In late July 2016, a complaint was made that Brough and a colleague had failed to escort a doctor from the porter’s lodge to residential accommodation. The assistant security manager spoke with Brough on 26 July and decided to issue him with “written advice that he must comply with the security officer’s job description”.
However, the tribunal found this advice was “not issued to [Brough] until he raised a concern about this at a much later stage”, and the copy shown to the tribunal was dated 17 January 2017.
The hospital instructed an independent HR consultant to investigate the grievance. He interviewed managers and some of the complainants in October 2016. After initial meetings, all the individuals withdrew from the grievance, with Brough the last to do so.
The consultant suggested the trust consider “where any further action should be taken” as a result of the grievance being lodged and then withdrawn. He cited provisions in the Grievance and dispute policy and Acceptable behaviour at work policy suggesting that where grievances or complaints were found to have been made maliciously or in bad faith this would be treated as potential gross misconduct.
But the judge found the consultant “had not investigated the grievance, made findings of fact and determined it had been made maliciously or in bad faith”. He had “simply conducted some initial interviews”.
Brough was subsequently suspended after a project manager was appointed to carry out an investigation and concluded it was unclear whether his complaint had been brought in bad faith.
The manager invited Brough to further meetings, and the notes of these meetings “do not record her going through with him the substance of the underlying complaints or the evidence relating to those”, the tribunal heard.
She also did not show him notes of interviews with other individuals involved in another disciplinary proceeding which related to Brough’s case, or further evidence from the grievance investigation.
She wrote to Brough on 23 January 2017 to say the collective grievance “had been submitted in bad faith and should be considered as a disciplinary matter”.
A disciplinary hearing took place on 3 March 2017, and Brough’s line manager, Mr O’Regan, said Brough’s actions amounted to gross misconduct. His decision was confirmed in a letter dated 20 March 2017, and a disciplinary panel decided to dismiss Brough with immediate effect.
But the tribunal found O’Regan did not explain “what findings of misconduct he had made”, did not “explain what sanctions he had considered” or ask Brough about mitigating circumstances.
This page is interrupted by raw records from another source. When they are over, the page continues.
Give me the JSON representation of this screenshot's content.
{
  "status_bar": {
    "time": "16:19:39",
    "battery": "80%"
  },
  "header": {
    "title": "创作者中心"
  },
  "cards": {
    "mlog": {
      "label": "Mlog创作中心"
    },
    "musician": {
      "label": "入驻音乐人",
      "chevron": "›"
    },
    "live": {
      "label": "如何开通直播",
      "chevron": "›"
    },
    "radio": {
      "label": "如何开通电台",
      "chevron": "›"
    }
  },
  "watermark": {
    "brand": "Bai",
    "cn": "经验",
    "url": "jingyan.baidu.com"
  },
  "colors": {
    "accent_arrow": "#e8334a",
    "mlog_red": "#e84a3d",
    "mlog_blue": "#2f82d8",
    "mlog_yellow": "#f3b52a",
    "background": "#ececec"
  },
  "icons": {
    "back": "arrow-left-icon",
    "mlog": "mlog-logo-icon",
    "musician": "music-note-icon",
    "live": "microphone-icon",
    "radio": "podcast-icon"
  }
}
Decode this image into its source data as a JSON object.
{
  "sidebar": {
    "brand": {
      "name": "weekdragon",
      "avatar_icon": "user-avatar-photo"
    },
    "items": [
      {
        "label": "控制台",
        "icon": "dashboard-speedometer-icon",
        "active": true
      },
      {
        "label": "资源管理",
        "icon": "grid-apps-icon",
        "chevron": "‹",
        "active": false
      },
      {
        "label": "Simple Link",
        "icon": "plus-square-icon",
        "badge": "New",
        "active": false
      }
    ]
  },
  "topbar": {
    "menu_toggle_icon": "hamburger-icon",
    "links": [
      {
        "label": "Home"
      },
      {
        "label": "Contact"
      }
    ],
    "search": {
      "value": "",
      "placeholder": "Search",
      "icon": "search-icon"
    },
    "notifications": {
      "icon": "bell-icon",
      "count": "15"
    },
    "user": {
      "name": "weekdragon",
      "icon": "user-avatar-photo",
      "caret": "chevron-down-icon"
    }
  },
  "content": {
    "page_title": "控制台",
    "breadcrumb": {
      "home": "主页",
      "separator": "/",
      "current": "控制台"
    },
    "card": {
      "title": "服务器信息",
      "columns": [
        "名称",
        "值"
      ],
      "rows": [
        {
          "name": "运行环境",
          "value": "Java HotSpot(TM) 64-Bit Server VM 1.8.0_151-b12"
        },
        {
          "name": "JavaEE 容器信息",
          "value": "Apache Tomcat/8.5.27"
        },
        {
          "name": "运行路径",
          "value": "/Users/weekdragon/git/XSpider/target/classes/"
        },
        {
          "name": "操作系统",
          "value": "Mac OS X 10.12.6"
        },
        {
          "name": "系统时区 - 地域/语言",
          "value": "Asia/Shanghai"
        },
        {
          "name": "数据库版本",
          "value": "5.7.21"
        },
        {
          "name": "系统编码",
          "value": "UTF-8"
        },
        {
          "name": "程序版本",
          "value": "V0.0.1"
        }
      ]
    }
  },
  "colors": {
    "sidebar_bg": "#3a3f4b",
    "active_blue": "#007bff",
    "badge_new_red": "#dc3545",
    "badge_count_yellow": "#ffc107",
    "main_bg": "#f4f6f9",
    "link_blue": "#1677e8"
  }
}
Brough appealed the decision but declined to attend a subsequent hearing “in view of the totally unacceptable timeframes”.
Judge Davies said the matters were “outside the range of what was reasonable in terms of investigation, grounds for belief and procedure” and awarded Brough £10,990 for his unfair dismissal.
Regarding the claimant’s use of the car park, the judge said: “[Brough] was not culpable in parking out of hours in the underground car park, because he was told to do so by his manager and his managers unofficially condoned it.
“No reasonable employer would dismiss an employee for doing something that he had been specifically told to do when he started work, that had been effectively condoned by his line managers, that had been done for years without issue and in respect of which no warning had been given.”
Croner associate director Paul Holcroft said the decision was a useful reminder of how a tribunal will examine the dismissal process in detail to determine how the events occurred.
“When faced with a similarly complex situation, such as considering historic events and collating large amounts of documentary information, the learning point for HR is to take a systematic and logical approach,” Holcroft said.
Alan Lewis, partner at Irwin Mitchell, said the case highlighted the need for employers to carry out “honest appraisals” of difficult situations.
“To some extent, leave no stone unturned,” Lewis said. “I think a common error during the disciplinary process is that other information may come to light during the investigation, and employers don’t go that extra step to bring the employee back in and show them new information.”
Brough could not be contacted for comment.